Why are sales visits still the number-one preferred method of physician marketing?
MACCHIO: Regardless of what you're communicating about, nine out of 10 times, if not 10 out of 10 times, the preferred method of communication is face to face, no matter what it is you're communicating about. If you're making a presentation on any subject matter, you're a lot more effective if you get to talk in person.
How do you see physician marketing techniques changing in the future?
MACCHIO: I think marketers today have to be a little bit more creative than in the past. I see an integrated mix of marketing tactics—e-mail, direct mail, dinner meetings, check studies, conferences. There are a lot of specialty pharmaceutical companies today that don't necessarily have the deep pockets of Big Pharma, and don't necessarily have full- fledged sales forces out in the field. They're going to have to rely on integrated marketing campaigns to get their message out to physicians.
Is there anything marketers can do to increase the response to e-detailing?
MACCHIO: One thing a marketer can do is make sure that any hyperlink to additional information is embedded in the e-mail. Don't expect somebody to cut and paste a hyperlink to go to a Web site. Also, a strong, succinct subject line is key to attracting attention to a message.
Only four percent of the prescribers you reached were physicians. Does that suggest that it's difficult to reach doctors directly?
MACCHIO: Yes, but there were also nurse practitioners and physican assistants that we did reach. And as long as you reach a prescriber, that's what the marketer is concerned with.
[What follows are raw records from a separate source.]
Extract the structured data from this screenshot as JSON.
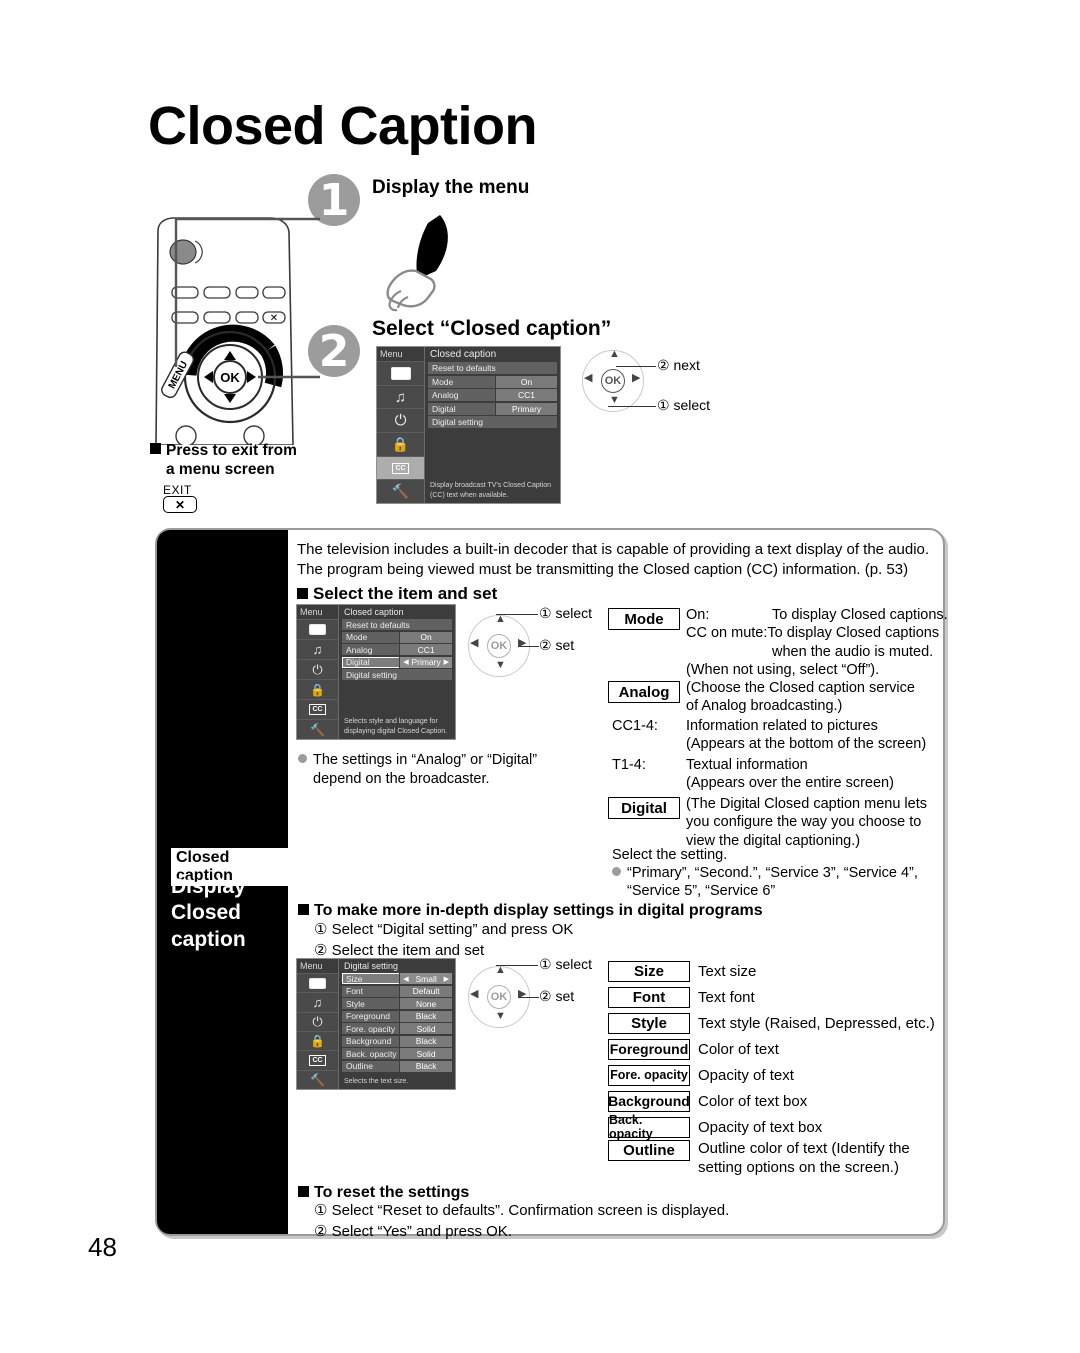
{
  "page": {
    "title": "Closed Caption",
    "number": "48"
  },
  "steps": [
    {
      "num": "1",
      "label": "Display the menu"
    },
    {
      "num": "2",
      "label": "Select “Closed caption”"
    }
  ],
  "remote": {
    "menu_button_label": "MENU",
    "ok_label": "OK",
    "exit_key_glyph": "✕"
  },
  "exit_note": {
    "line1": "Press to exit from",
    "line2": "a menu screen",
    "key_label": "EXIT",
    "key_glyph": "✕"
  },
  "menu_step2": {
    "rail_title": "Menu",
    "header": "Closed caption",
    "rows": [
      {
        "label": "Reset to defaults",
        "value": ""
      },
      {
        "label": "Mode",
        "value": "On"
      },
      {
        "label": "Analog",
        "value": "CC1"
      },
      {
        "label": "Digital",
        "value": "Primary"
      },
      {
        "label": "Digital setting",
        "value": ""
      }
    ],
    "note": "Display broadcast TV's Closed Caption (CC) text when available.",
    "icons": [
      "picture-icon",
      "audio-icon",
      "timer-icon",
      "lock-icon",
      "cc-icon",
      "setup-icon"
    ]
  },
  "wheel_step2": {
    "ok": "OK",
    "callout_top": "② next",
    "callout_bottom": "① select"
  },
  "card": {
    "tab_chip": "Closed caption",
    "tab_text_line1": "Display",
    "tab_text_line2": "Closed",
    "tab_text_line3": "caption",
    "intro_line1": "The television includes a built-in decoder that is capable of providing a text display of the audio.",
    "intro_line2": "The program being viewed must be transmitting the Closed caption (CC) information. (p. 53)",
    "heading_select_item": "Select the item and set",
    "broadcaster_note_line1": "The settings in “Analog” or “Digital”",
    "broadcaster_note_line2": "depend on the broadcaster.",
    "heading_indepth": "To make more in-depth display settings in digital programs",
    "indepth_step1": "① Select “Digital setting” and press OK",
    "indepth_step2": "② Select the item and set",
    "heading_reset": "To reset the settings",
    "reset_step1": "① Select “Reset to defaults”. Confirmation screen is displayed.",
    "reset_step2": "② Select “Yes” and press OK."
  },
  "menu_mid": {
    "rail_title": "Menu",
    "header": "Closed caption",
    "rows": [
      {
        "label": "Reset to defaults",
        "value": ""
      },
      {
        "label": "Mode",
        "value": "On"
      },
      {
        "label": "Analog",
        "value": "CC1"
      },
      {
        "label": "Digital",
        "value": "Primary",
        "highlight": true
      },
      {
        "label": "Digital setting",
        "value": ""
      }
    ],
    "note": "Selects style and language for displaying digital Closed Caption."
  },
  "menu_digital": {
    "rail_title": "Menu",
    "header": "Digital setting",
    "rows": [
      {
        "label": "Size",
        "value": "Small",
        "highlight": true
      },
      {
        "label": "Font",
        "value": "Default"
      },
      {
        "label": "Style",
        "value": "None"
      },
      {
        "label": "Foreground",
        "value": "Black"
      },
      {
        "label": "Fore. opacity",
        "value": "Solid"
      },
      {
        "label": "Background",
        "value": "Black"
      },
      {
        "label": "Back. opacity",
        "value": "Solid"
      },
      {
        "label": "Outline",
        "value": "Black"
      }
    ],
    "note": "Selects the text size."
  },
  "wheel_mid": {
    "ok": "OK",
    "callout_top": "① select",
    "callout_bottom": "② set"
  },
  "wheel_digital": {
    "ok": "OK",
    "callout_top": "① select",
    "callout_bottom": "② set"
  },
  "definitions_cc": {
    "mode": {
      "key": "Mode",
      "line1_term": "On:",
      "line1_desc": "To display Closed captions.",
      "line2_term": "CC on mute:",
      "line2_desc": "To display Closed captions",
      "line3_desc": "when the audio is muted.",
      "line4": "(When not using, select “Off”)."
    },
    "analog": {
      "key": "Analog",
      "desc_line1": "(Choose the Closed caption service",
      "desc_line2": "of Analog broadcasting.)",
      "cc_term": "CC1-4:",
      "cc_desc1": "Information related to pictures",
      "cc_desc2": "(Appears at the bottom of the screen)",
      "t_term": "T1-4:",
      "t_desc1": "Textual information",
      "t_desc2": "(Appears over the entire screen)"
    },
    "digital": {
      "key": "Digital",
      "desc_line1": "(The Digital Closed caption menu lets",
      "desc_line2": "you configure the way you choose to",
      "desc_line3": "view the digital captioning.)",
      "select_setting": "Select the setting.",
      "options_line1": "“Primary”, “Second.”, “Service 3”, “Service 4”,",
      "options_line2": "“Service 5”, “Service 6”"
    }
  },
  "definitions_digital": [
    {
      "key": "Size",
      "desc": "Text size"
    },
    {
      "key": "Font",
      "desc": "Text font"
    },
    {
      "key": "Style",
      "desc": "Text style (Raised, Depressed, etc.)"
    },
    {
      "key": "Foreground",
      "desc": "Color of text"
    },
    {
      "key": "Fore. opacity",
      "desc": "Opacity of text"
    },
    {
      "key": "Background",
      "desc": "Color of text box"
    },
    {
      "key": "Back. opacity",
      "desc": "Opacity of text box"
    },
    {
      "key": "Outline",
      "desc": "Outline color of text (Identify the"
    },
    {
      "key": "",
      "desc": "setting options on the screen.)"
    }
  ]
}
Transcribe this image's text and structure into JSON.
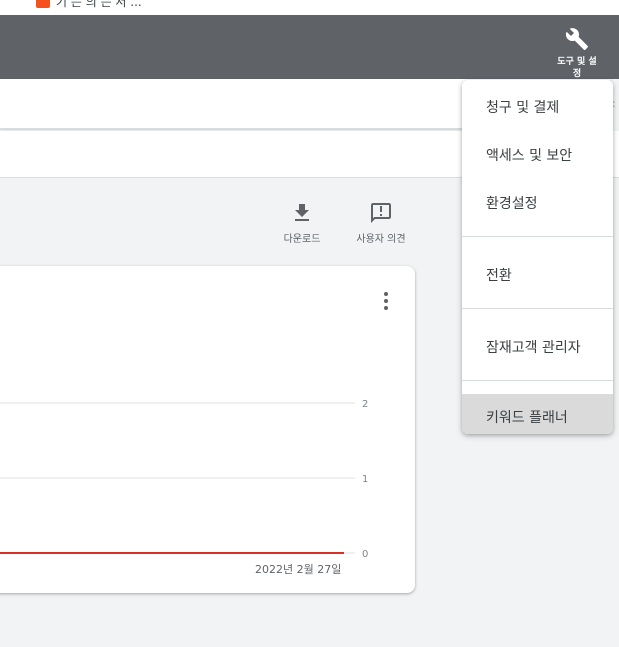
{
  "browser": {
    "bookmark_text": "기 는 의 는 서 ..."
  },
  "header": {
    "tools_label_line1": "도구 및 설",
    "tools_label_line2": "정",
    "tools_icon": "wrench-icon"
  },
  "toolbar": {
    "download_label": "다운로드",
    "feedback_label": "사용자 의견"
  },
  "chart_data": {
    "type": "line",
    "y_ticks": [
      "2",
      "1",
      "0"
    ],
    "ylim": [
      0,
      2
    ],
    "x_end_label": "2022년 2월 27일",
    "series": [
      {
        "values": [
          0,
          0
        ]
      }
    ],
    "series_color": "#d93025",
    "grid": true
  },
  "menu": {
    "groups": [
      [
        "청구 및 결제",
        "액세스 및 보안",
        "환경설정"
      ],
      [
        "전환"
      ],
      [
        "잠재고객 관리자"
      ],
      [
        "키워드 플래너"
      ]
    ],
    "selected": "키워드 플래너"
  },
  "colors": {
    "header_bg": "#5f6368",
    "page_bg": "#f1f3f4",
    "selected_bg": "#dadada"
  }
}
As long as somebody's writing those scripts. Because, at the end of the day, that's what they're tallying.